Those of us watched Saturday morning TV as kids in the ‘90s were saddened to see that one of the medium’s most recognizable stars, Dustin Diamond, passed away of “stage 4 lung cancer” at the tender age of 44.
Dustin Diamond Never Smoked; Neither Did An Increasing Number of People Being Diagnosed with Lung Cancer
The first thing most people wondered was whether Diamond was a smoker. According to him, he never smoked. Unfortunately, the incidence of lung cancer among never smokers has risen precipitously in the United States. We don’t know why this is. Diamond reportedly said, according to his representatives, that he believed the cancer was caused by working in buildings and staying in hotel rooms that had mold and asbestos. While mold can cause lung lesions that resemble and masquerade as lung cancer, a condition known as aspergillosis, mold does not actually cause lung cancer. However, asbestos is well known for causing lung cancer, although the type of lung cancer seen in asbestos-exposed patients is most often pleural mesothelioma, as opposed to the small-cell lung cancer (SCLC) that Diamond was diagnosed with.

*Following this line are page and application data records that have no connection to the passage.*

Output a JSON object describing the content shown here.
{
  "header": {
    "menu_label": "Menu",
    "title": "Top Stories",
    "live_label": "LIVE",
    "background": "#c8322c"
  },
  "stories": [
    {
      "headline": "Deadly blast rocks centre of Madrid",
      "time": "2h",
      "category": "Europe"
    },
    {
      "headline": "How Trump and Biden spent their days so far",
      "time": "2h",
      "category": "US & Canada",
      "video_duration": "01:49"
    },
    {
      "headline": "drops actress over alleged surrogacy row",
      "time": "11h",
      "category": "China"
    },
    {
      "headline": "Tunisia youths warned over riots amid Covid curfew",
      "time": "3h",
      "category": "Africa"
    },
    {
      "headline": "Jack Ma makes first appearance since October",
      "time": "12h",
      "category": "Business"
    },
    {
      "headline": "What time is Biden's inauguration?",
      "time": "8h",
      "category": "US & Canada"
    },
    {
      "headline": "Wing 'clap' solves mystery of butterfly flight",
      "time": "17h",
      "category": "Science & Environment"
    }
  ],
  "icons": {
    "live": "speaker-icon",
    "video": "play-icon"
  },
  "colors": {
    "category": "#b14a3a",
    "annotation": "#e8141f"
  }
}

Notably, most never-smokers are diagnosed with non-small-cell lung cancer (NSCLC), while SCLC is very much considered a smoker’s type of lung cancer. If asbestos was the causal factor, why Diamond developed SCLC and not mesothelioma is not known; some SCLC cases do occur in never-smokers, although it is an uncommon presentation.

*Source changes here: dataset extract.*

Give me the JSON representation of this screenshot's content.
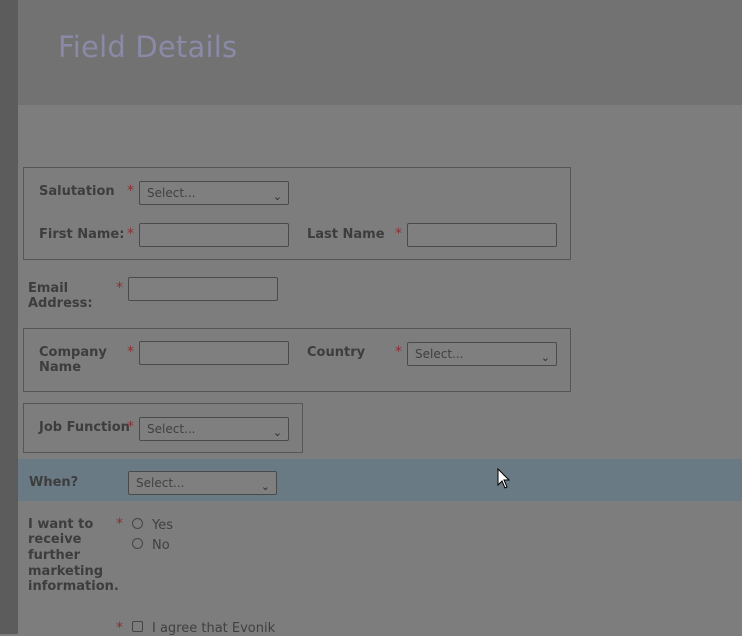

SCLC has an extremely poor prognosis, as it is often diagnosed very late. This is what happened in Diamond’s case. In fact, when Diamond’s cancer was originally diagnosed, the origin of the cancer was not initially known: This is called “carcinoma of unknown primary” (CUP). Indeed, the first tumor that Diamond reported was in his throat, but that was not the primary organ where the tumor started. Often, with CUPs, cancer is discovered in a widely metastatic setting, with scans showing tumors throughout the body, so it is not always simple to determine where the primary tumor started. It takes biopsies of the tumors to see if there are certain characteristics that differentiate a lung cancer, for example, from a prostate tumor that has metastasized to the lung. Blood and tissue tests for biomarkers, such as certain antigens, can help make such diagnoses. In this way, in addition to lung imaging, it was determined that Diamond’s throat tumor was not a primary throat cancer, but rather metastatic SCLC. SCLC often spreads up the airways, as well as to the bones, liver, and brain.
What Can You Do If You Are a Never-Smoker Worried About Lung Cancer?
If you are a never-smoker but have been exposed to industrial chemicals and/or asbestos in your work, or have been exposed to secondhand smoke, you may have reason to be concerned about developing lung cancer. Also, if you have lived or worked in buildings made of certain kind of stone materials that emit radon, this is a risk factor as well. Talk to your physician about getting a chest X-ray, and ask if low-dose spiral CT screening might be appropriate for you.